State and local governments are starting to appropriate billions of dollars flowing in from the offer of settlement made by three major pharmaceutical companies due to the opioid addiction crisis.
The often quoted $26 billion figure is tied to an offer to settle unveiled in February 2022 by three large pharmaceutical opioid distributors, McKesson, AmerisourceBergen, Cardinal Health and Johnson & Johnson, who is a manufacturer. The offer was accepted by 48 state attorneys and their subdivisions. Litigation against Purdue, Teva and large pharmacy chains remains unresolved.
The money comes with strings attached, litigation is ongoing, and one of the drug companies is already flirting with bankruptcy, which would impede the flow. States have started developing ways to spend an influx of funds that’s being compared to the 1998 Master Settlement Agreement from the Big Tobacco companies.
Securitizing the incoming funds similar to the tobacco settlements could provide a path for new debt issuance, but no issuers have yet opted to do so.
The tobacco MSA, valued at $206 billion to $246 billion, was designed to recover costs associated with smoking-related diseases. Critics of the program point to the misuse of funds including payments to tobacco farmers. Tobacco bonds became a powerful investment engine powering sometimes speculative bond issuance. Some muni leaders say the comparison to the opioid settlement is overblown.
“The lack of a recurrent payment stream doesn’t lend itself to a tobacco-like scheme. That would be true even if it was a county pooled deal versus an individual issuer,” said Joseph Krist, publisher, Muni Credit News.
County executives are working on strategies to deploy the funds toward their intended purpose. “Counties are on the frontlines of the opioid epidemic,” said Nicole Weissman, director, strategic communications, National Association of Counties. “We understand the profound difference opioid settlement funds can make and are investing these resources thoughtfully and deliberately to try to maximize their impact.”
Late last year, the Wisconsin Counties Association was taking a long look at securitizing $167 million worth of settlement funds while also trying to stay within legal guidelines of how the money can be allocated.
Strategies for spending the money are outlined in Exhibit E, a 15-page list of guidelines that emerged from the settlement.
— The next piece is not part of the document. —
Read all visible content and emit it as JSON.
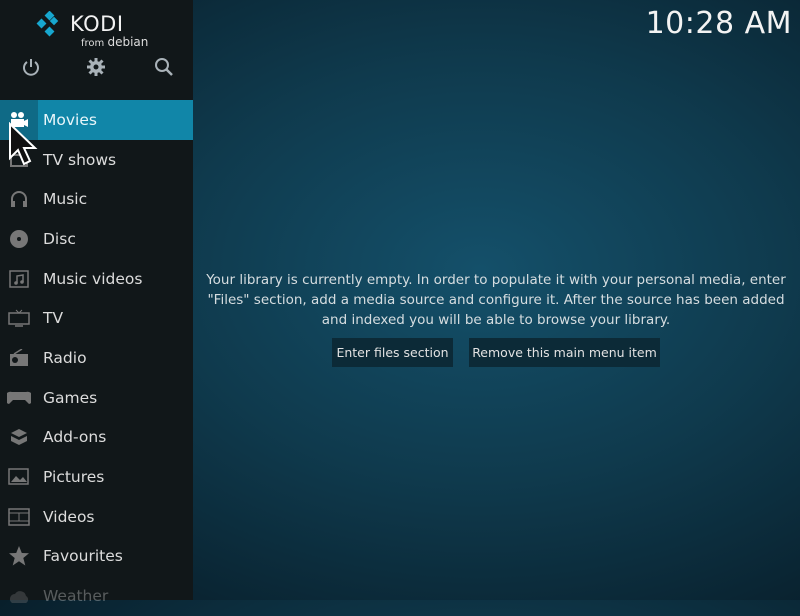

The states are required to spend 70% of the initial tranche of funds on prospective abatement interventions to help build substance use disorder treatment infrastructure.
The National Conference of State Legislators shows Colorado tapping settlement funds to expand a housing voucher program while establishing standards for recovery residences. Minnesota, North Carolina, Nevada and Texas are all using the money to establish funds targeted at battling addiction through policy, planning and forming advisory groups. Johns Hopkins has issued its own recommended for best practices on spending the money.
Securitization of the projected funding beckons but also comes with risk. The drug maker Mallinckrodt is on the hook for a $1.7 billion dollar settlement while also being advised by its hedge funds backers to declare bankruptcy.
“The settlements with drug manufacturers are still subject to legal challenges, so there is no guarantee that the full amount of the settlements will be paid out,” said Matt Posner, principal, Court Street Group.
Evaluating risk factors has attracted some interest from the rating agencies. Moody’s revaluated Teva’s position in July 2022 by balancing projected cash outflows against a final resolution and found no impact on the company’s credit rating. In 2019, Fitch declared zero effects on state and local credit ratings from the approaching settlements.
Posner notes that the money coming from the drug companies pales in comparison to federal funds dedicated to fighting opioid addiction. He thinks tapping third party experts will allow municipalities to get the most bang out of the settlement bucks.
“They need to work with the healthcare industry and academia to get the best support for how to spend the money wisely,” he said. “They should consult with outside professionals that focus on opioid misuse and the policy around opioids to maximize the dollars they receive.”